Functional outcome reporting and manual medical review are
initiatives that have added complexity and sometimes confusion about
documenting services to Medicare beneficiaries. And the Medicare policy manual
makes the need for compliance abundantly clear: Medicare will reimburse for
outpatient therapy services—or Part B therapy services provided in skilled
nursing facilities—only when the patient's medical record and the information on the claim form consistently and accurately report covered services.
But Medicare terminology often makes it difficult for SLPs
to understand the rules for documentation and reporting, much less follow them
and demonstrate the skilled services they provide. These definitions,
summarized from the "Medicare Benefit Policy Manual [PDF]" (Chapter 15, Section 220.3), may help:
Evaluation is a comprehensive service that requires
professional skills. It is based on objective measurements and subjective
evaluations of a patient's performance and functional abilities. Evaluation is warranted, for example, for a new diagnosis or if a condition is treated in a new setting. Evaluation has an associated reimbursable billing code.
Sometimes, an evaluation is the only service an SLP provides
to a Medicare beneficiary. In this case, the evaluation serves as the plan of care
(see below) if it contains a diagnosis or a description of the condition that
the referring physician or nonphysician practitioner can use to make a
diagnosis. Therefore, when evaluation is the only service, the physician's referral and the SLP's evaluation are the only documentation Medicare requires for reimbursement and for functional outcome reporting.
A re-evaluation is billable as an evaluation when an
assessment indicates a significant change in patient condition that was not
anticipated in the plan of care.
Assessment has a specific meaning different from evaluation
in Medicare terminology. Assessment has no separate billing code; it is part of
the skilled services delivered by a clinician during a treatment session.
Assessment uses clinical observation, patient self-report and objective data to
make clinical judgments about progress toward goals or to determine the need
for a formal evaluation.
Plan of care is the written treatment plan, which includes
diagnoses; long-term treatment goals; and type, amount, duration and frequency
of therapy services. The plan must be established before treatment begins and
consistent with the related evaluation, which may be attached to the plan and

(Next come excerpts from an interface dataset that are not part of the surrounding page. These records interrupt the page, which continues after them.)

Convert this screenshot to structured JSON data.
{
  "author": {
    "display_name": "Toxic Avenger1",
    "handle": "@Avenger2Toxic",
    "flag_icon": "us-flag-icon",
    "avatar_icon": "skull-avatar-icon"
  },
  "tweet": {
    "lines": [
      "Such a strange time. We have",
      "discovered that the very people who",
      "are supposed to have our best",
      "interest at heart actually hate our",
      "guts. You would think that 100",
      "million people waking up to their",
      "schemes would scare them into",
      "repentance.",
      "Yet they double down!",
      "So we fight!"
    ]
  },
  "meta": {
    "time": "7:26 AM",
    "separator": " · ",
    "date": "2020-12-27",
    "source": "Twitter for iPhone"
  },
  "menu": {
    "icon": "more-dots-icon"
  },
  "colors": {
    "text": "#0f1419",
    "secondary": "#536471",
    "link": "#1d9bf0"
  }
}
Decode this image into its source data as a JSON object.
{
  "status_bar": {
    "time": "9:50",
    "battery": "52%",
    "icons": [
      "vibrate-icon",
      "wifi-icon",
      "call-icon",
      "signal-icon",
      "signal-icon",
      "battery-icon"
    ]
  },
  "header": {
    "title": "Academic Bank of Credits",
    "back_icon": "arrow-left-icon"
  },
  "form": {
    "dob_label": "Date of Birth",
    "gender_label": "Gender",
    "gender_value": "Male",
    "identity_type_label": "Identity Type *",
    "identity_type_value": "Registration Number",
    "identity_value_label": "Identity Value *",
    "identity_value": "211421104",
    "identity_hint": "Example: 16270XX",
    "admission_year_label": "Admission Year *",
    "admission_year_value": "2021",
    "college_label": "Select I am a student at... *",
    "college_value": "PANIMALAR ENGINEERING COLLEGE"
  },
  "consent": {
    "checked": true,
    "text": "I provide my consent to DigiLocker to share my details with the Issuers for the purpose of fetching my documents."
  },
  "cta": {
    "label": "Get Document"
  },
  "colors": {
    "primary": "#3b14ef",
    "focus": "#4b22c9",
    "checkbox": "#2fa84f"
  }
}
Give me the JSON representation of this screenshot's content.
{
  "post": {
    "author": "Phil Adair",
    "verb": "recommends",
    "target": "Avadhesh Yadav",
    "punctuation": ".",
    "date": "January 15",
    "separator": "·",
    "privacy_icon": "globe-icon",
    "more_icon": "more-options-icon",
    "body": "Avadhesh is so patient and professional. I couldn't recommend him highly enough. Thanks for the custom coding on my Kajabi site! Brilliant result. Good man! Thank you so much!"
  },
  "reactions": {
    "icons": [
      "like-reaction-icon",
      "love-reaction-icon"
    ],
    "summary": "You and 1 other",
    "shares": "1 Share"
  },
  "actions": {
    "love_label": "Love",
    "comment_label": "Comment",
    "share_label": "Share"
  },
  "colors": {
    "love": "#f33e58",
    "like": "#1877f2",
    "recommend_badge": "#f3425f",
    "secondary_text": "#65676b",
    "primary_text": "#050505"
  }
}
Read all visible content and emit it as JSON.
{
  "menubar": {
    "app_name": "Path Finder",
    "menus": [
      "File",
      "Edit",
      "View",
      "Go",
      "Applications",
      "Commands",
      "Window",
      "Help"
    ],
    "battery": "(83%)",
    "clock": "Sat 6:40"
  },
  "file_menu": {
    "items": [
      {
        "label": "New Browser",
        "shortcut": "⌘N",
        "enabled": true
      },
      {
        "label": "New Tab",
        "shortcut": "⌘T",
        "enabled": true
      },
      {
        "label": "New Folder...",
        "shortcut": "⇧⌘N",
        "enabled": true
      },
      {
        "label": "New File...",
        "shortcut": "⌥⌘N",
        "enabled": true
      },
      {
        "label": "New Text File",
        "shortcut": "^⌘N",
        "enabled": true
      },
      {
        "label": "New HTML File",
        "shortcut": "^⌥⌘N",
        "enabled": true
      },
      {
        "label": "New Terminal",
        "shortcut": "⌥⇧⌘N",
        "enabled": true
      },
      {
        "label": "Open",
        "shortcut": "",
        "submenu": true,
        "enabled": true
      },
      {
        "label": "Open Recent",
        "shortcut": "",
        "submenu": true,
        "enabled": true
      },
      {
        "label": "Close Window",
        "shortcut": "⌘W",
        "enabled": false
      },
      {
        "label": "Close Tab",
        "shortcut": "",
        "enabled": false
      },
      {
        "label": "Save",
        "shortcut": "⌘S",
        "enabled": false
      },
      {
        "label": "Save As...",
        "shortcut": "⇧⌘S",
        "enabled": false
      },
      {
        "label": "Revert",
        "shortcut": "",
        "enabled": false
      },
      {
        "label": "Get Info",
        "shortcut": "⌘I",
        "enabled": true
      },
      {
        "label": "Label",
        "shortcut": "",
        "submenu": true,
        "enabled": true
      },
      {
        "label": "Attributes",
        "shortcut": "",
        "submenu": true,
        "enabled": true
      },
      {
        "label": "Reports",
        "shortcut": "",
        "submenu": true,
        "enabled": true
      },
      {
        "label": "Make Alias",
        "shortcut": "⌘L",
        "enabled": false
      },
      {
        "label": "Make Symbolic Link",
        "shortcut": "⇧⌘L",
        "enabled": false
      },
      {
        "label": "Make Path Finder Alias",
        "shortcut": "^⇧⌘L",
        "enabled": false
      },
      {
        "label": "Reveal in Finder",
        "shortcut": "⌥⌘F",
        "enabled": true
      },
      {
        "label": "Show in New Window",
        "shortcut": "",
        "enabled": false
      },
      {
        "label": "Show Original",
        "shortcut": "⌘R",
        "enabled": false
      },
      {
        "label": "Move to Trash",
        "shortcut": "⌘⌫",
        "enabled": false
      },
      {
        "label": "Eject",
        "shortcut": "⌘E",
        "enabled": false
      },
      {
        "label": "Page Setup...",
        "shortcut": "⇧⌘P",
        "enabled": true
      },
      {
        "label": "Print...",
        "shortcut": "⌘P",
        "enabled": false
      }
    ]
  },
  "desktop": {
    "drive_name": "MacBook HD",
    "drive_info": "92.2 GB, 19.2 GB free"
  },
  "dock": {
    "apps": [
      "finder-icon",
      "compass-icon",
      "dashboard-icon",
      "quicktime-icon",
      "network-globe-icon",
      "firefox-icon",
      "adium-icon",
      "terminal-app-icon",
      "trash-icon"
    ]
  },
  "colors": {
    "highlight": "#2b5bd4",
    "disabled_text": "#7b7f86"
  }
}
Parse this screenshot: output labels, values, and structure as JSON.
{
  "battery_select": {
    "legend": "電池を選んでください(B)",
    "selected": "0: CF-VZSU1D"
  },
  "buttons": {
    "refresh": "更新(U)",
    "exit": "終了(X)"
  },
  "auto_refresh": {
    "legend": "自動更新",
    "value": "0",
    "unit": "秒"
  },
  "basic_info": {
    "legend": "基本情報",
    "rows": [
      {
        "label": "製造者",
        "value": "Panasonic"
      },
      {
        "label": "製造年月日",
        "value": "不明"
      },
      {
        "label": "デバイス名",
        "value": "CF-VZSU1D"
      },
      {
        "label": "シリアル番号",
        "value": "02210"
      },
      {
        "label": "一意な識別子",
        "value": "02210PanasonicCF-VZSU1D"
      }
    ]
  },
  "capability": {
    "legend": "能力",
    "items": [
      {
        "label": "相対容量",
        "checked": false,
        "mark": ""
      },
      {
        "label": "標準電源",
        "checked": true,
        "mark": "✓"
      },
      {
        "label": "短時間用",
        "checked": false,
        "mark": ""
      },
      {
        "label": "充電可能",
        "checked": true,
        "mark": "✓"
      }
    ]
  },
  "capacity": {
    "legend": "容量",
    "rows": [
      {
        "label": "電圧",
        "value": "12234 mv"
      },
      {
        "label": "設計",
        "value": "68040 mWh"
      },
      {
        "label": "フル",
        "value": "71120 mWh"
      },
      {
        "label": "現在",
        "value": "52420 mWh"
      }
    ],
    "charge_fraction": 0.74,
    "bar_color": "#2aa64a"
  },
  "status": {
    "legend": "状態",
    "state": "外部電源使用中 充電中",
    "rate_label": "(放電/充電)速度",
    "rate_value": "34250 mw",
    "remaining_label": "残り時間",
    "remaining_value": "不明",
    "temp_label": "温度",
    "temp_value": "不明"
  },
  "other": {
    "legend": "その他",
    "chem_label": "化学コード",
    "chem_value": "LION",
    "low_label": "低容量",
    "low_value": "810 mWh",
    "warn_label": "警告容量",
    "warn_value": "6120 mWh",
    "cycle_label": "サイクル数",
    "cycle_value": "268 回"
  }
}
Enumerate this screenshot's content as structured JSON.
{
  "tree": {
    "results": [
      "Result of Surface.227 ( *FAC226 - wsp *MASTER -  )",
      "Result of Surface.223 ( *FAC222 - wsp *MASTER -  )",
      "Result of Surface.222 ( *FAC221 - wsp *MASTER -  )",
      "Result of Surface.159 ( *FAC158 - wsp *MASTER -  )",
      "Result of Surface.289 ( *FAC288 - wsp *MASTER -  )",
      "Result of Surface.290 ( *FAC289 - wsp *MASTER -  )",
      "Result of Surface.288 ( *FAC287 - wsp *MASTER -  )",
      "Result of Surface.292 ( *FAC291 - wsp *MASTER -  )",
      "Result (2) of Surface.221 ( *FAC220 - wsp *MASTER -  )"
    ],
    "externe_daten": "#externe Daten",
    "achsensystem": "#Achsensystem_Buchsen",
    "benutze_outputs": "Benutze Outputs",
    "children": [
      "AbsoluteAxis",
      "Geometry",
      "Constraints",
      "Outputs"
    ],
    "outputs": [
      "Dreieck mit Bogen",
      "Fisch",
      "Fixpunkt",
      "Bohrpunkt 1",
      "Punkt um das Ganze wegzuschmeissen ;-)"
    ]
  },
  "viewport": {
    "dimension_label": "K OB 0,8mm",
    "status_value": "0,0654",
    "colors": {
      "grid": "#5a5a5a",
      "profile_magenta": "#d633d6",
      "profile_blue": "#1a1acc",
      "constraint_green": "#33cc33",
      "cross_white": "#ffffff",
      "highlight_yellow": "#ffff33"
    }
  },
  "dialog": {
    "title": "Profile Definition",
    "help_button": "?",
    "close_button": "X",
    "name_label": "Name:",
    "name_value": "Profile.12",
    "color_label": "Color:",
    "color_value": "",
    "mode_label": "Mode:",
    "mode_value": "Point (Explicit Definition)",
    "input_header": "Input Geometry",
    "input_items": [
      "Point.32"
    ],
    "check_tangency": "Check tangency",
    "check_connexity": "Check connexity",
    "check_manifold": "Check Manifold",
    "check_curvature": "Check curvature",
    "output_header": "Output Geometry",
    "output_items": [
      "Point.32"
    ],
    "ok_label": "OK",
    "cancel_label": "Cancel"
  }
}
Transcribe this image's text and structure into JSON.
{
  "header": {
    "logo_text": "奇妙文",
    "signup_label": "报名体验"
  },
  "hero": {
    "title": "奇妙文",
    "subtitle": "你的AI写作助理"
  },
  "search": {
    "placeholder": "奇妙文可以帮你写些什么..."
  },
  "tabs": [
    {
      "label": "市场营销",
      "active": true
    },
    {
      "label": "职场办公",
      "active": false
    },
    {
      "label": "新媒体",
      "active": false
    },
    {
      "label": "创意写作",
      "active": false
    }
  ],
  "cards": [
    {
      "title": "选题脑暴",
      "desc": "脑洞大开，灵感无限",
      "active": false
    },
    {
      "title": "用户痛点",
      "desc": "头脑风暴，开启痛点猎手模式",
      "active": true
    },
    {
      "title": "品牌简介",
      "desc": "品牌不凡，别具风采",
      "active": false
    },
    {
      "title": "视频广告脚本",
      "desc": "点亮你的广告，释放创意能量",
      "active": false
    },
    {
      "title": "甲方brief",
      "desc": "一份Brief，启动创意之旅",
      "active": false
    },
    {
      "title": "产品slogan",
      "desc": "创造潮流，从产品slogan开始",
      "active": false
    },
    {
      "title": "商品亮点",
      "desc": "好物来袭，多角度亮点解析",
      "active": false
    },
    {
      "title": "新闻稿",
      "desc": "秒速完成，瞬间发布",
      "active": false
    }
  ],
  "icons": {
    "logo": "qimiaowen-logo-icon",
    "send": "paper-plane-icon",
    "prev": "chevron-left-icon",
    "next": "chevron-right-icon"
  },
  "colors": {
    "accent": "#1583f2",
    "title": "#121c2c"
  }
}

is considered part of it. A patient receiving services from more than one
discipline—occupational or physical therapy, for example—must have a separate
plan for each therapy discipline.
Certification/recertification is the approval from the
physician or nonphysician practitioner for the plan of care. The SLP must receive
this approval within 30 days of initial treatment. Certification requires a
dated signature on the plan of care, or other document that indicates approval
of the plan of care. Recertification is required at least every 90 days for a
plan of care that does not change substantially. Recertification is required
within 30 days of the initial treatment if the plan of care is
modified significantly—for example, by adding a new condition, changing
long-term goals or responding to changes in the patient's condition.
Functional reporting is a new Medicare requirement in 2013
for Medicare Part B claims. All providers, including SLPs, must report
nonpayable G-codes and related modifiers to convey information about the
patient's functional status at specified points during treatment. Providers must include these codes and modifiers in the plan of care and in the progress notes. (For more information, see G-Codes and Severity Modifiers for Claims-Based Outcomes Reporting.)
Progress notes provide ongoing justification for the medical
necessity of treatment and the need for an SLP's skilled service. Medicare requires providers to record progress notes at least once every 10 treatment days. Progress notes must include assessment of improvement and/or extent of progress, plans for continuing treatment, reference to additional evaluation results, treatment plan revisions, and changes to long- or short-term goals. Progress notes also must include functional reporting, including the G-code with severity modifier and an explanation of the choice of modifier.
The discharge note—the final progress note—includes the
required elements of the progress note. If the discharge is unanticipated, the
clinician may base his or her judgments of the functional status at discharge
on the treatment notes and verbal reports of the assistant or qualified
personnel. The discharge note is the last opportunity to justify medical
necessity for the entire treatment episode.
Only skilled therapy services may be billed under Medicare.
They are defined as meeting the following two criteria:
- They must be provided by the qualified professional and
documented in the plan of care and progress notes.
- They require the expertise, knowledge, clinical judgment and
decision-making abilities of a clinician for safe and effective results. They
cannot be provided independently by assistants, qualified personnel, caretakers
or the patient.
Unskilled services are repetitive, reinforce previously
learned skills, or maintain function in a maintenance program.
Treatment day is defined as a single calendar day on which
treatment, evaluation and/or re-evaluation is provided. A single treatment day
could include multiple visits or treatment sessions/encounters.
Treatment notes are a record for each treatment day. They
create a record of skilled intervention and time of service to justify the
billing codes used on a claim. Every treatment day must be documented, and
every treatment service must include date, service provided, total time in
treatment and provider signature. There is no standard format for treatment notes.
For more information on documentation requirements for SLPs
in health care settings, visit our documentation page.